Sort through the entries below and pull out lines containing the word "label".

----- Available data

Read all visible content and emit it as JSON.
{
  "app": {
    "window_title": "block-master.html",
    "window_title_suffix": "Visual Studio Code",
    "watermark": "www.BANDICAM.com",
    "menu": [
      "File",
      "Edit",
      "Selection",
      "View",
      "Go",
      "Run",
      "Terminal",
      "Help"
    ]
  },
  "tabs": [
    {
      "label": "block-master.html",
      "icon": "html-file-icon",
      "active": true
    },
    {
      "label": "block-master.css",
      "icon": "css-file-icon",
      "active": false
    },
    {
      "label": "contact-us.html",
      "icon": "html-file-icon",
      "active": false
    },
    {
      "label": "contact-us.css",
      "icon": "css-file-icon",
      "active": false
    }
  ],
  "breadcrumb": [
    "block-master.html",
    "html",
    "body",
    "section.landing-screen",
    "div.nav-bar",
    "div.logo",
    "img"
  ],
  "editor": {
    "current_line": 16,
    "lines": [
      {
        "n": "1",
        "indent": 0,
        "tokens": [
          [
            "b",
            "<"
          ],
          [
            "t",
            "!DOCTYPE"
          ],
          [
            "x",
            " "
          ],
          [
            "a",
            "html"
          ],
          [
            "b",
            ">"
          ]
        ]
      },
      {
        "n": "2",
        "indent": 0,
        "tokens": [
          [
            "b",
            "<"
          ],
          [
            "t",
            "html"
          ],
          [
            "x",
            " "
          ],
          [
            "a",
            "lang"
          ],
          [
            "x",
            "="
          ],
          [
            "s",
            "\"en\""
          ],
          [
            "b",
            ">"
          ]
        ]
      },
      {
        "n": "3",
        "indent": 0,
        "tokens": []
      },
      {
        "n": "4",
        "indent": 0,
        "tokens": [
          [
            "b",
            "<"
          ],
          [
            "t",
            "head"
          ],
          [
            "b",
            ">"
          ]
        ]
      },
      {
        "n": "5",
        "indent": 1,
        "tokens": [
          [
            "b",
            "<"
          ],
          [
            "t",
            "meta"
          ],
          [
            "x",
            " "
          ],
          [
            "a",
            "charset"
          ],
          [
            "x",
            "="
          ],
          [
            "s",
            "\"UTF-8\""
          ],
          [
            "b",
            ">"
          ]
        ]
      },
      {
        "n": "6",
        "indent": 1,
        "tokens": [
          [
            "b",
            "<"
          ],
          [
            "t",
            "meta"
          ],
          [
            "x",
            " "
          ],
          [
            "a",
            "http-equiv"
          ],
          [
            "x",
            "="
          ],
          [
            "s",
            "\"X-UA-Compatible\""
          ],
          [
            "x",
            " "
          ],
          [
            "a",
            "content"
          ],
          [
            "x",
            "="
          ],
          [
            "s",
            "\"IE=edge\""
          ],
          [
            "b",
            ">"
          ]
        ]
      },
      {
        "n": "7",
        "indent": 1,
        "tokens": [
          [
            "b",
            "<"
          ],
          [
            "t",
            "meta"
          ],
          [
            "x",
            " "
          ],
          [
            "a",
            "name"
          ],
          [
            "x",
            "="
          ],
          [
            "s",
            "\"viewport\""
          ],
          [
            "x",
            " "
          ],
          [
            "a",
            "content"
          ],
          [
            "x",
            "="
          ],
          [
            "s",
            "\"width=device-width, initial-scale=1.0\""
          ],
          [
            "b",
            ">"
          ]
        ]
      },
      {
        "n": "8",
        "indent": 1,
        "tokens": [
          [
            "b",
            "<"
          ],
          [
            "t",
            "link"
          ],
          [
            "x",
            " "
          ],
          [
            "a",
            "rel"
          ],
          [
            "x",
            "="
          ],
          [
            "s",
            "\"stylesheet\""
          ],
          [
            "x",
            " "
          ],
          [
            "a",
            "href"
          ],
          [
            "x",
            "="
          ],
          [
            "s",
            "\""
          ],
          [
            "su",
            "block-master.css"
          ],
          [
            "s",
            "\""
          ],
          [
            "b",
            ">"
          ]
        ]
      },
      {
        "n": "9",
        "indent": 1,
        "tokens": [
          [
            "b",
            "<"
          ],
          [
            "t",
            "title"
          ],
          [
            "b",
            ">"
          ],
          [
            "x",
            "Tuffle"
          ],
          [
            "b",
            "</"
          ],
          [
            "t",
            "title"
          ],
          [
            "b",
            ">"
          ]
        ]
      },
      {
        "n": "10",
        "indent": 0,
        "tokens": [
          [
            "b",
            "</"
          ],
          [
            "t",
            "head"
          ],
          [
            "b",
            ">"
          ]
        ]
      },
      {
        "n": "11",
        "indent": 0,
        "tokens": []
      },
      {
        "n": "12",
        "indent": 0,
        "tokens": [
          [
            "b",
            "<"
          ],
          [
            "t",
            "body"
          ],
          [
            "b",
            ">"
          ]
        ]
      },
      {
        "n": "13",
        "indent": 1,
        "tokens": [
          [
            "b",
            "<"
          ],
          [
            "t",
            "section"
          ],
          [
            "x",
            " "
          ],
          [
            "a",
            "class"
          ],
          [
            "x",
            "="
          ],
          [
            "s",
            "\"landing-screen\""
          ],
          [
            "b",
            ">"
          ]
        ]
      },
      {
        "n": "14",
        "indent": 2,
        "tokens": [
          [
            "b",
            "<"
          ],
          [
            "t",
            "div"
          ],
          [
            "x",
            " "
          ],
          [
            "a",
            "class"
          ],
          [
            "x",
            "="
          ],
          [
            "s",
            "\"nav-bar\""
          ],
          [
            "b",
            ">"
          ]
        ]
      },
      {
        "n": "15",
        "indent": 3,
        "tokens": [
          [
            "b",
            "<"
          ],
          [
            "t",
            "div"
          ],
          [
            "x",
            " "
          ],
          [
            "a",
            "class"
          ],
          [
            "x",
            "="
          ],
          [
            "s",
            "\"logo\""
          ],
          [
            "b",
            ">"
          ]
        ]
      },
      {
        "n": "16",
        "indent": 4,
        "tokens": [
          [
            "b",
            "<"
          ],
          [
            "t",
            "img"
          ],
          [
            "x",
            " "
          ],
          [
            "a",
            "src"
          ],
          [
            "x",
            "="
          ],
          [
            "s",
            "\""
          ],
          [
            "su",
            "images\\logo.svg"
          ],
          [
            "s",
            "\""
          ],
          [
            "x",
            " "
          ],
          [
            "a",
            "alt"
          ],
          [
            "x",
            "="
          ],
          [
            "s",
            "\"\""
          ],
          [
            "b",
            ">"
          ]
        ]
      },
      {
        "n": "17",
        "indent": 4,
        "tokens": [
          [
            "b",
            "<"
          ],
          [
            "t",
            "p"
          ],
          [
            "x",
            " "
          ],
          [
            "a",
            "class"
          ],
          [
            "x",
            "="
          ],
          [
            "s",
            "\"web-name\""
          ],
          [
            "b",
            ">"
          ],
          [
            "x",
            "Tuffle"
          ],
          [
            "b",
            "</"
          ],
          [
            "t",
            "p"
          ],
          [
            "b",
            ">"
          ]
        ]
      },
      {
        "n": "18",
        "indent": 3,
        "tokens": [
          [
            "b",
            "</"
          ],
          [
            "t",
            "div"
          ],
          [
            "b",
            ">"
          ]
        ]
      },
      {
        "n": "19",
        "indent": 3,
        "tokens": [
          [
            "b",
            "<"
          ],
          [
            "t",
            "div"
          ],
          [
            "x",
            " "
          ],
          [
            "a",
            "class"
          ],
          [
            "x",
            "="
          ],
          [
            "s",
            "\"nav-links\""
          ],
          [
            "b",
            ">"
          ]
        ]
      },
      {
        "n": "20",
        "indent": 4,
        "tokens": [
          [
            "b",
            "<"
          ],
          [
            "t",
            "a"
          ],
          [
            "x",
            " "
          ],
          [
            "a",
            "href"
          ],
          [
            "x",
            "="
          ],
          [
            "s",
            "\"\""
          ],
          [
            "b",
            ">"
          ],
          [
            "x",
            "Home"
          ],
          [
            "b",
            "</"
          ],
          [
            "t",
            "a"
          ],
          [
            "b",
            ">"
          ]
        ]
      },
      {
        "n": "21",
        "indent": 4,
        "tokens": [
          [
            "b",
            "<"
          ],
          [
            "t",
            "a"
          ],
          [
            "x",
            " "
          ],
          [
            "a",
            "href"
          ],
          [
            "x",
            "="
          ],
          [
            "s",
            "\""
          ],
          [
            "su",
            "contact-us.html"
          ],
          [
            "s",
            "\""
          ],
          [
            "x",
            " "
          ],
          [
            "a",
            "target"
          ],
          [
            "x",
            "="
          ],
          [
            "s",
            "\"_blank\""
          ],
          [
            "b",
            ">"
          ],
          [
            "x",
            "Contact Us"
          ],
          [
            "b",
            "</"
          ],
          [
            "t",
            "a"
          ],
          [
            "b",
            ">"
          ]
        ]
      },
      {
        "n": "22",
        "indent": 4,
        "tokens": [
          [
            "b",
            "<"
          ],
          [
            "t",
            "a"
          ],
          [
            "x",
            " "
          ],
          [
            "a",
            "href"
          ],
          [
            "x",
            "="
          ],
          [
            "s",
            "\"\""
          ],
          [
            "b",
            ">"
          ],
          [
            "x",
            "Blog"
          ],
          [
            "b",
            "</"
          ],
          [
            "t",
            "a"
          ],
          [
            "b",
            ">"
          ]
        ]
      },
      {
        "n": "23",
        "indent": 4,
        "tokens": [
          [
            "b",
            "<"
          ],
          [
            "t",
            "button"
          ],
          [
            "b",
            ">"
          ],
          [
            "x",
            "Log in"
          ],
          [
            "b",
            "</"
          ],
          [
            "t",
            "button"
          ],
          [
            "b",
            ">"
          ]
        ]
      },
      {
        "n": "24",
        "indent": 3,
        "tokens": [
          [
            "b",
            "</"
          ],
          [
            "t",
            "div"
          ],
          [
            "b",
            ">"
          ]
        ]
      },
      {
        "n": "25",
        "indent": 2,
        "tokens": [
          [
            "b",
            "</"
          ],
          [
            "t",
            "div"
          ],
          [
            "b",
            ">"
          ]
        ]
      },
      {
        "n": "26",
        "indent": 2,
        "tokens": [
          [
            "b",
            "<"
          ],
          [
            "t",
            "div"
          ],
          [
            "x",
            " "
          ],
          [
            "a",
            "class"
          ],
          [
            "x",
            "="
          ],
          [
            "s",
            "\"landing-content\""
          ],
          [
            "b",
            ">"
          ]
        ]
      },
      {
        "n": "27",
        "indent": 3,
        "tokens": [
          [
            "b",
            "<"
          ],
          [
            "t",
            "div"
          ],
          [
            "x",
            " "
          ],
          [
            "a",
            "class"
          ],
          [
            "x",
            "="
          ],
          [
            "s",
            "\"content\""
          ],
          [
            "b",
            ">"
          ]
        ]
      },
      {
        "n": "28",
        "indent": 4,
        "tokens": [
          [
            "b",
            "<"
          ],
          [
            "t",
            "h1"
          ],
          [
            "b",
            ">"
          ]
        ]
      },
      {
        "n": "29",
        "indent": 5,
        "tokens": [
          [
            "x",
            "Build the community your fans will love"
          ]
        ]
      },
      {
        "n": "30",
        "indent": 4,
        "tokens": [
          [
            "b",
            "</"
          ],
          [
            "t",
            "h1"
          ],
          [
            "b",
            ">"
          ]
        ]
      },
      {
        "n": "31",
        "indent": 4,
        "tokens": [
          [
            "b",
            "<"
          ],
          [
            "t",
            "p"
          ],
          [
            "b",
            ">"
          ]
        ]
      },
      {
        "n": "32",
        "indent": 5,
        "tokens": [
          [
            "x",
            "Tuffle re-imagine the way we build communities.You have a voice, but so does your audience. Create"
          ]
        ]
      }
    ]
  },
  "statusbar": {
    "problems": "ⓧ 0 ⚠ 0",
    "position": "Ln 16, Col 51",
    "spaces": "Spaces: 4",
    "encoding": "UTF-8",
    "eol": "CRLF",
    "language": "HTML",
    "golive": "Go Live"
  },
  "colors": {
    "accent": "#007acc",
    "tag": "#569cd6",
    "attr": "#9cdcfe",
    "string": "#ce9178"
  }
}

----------

#### [Exercise solution]
      "label": "block-master.html",
      "label": "block-master.css",
      "label": "contact-us.html",
      "label": "contact-us.css",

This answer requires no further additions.